In an Australia-wide survey of quilts from 1788 until 1945, it was found that while quilts were made in Australia, most were not quilted (that is they were not textile sandwiches made up of a top, filling, and backing which are stitched together). Styles of quiltmaking in Australia largely followed traditions from Britain: quilts pieced by the English method in which shapes are stitched over papers; quilts made by the log cabin method; crazy patchwork quilts; quilts made from ‘Suffolk puffs’ (yo-yos); and embroidered quilts. These styles can be without quilting, and generally were. Occasionally quilts were made that were partially quilted, and a few fully quilted quilts were found, but these were rare. Explanations for the lack of quilting include the influence of styles from Britain; the absence of suitable raw materials; the effects of climate on lifestyle; and the easy availability of woolen blankets, which gave quilts a decorative rather than functional purpose. The Australian domestic ‘wagga rug’ is a true textile sandwich made of top, backing, and filling, but is not called a quilt.
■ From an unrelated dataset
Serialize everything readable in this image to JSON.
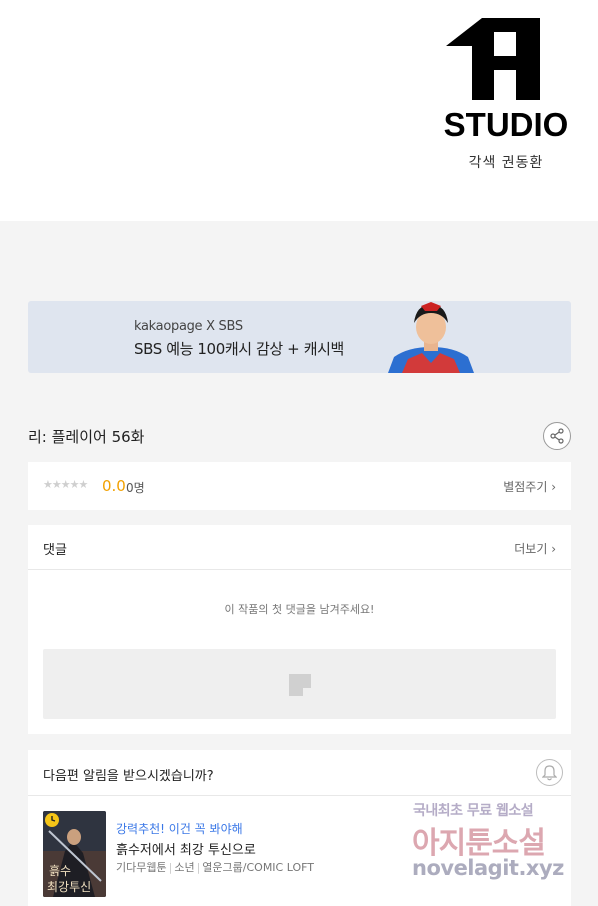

The wagga also appears to follow British traditions of quilts filled with parts of used woolen clothes.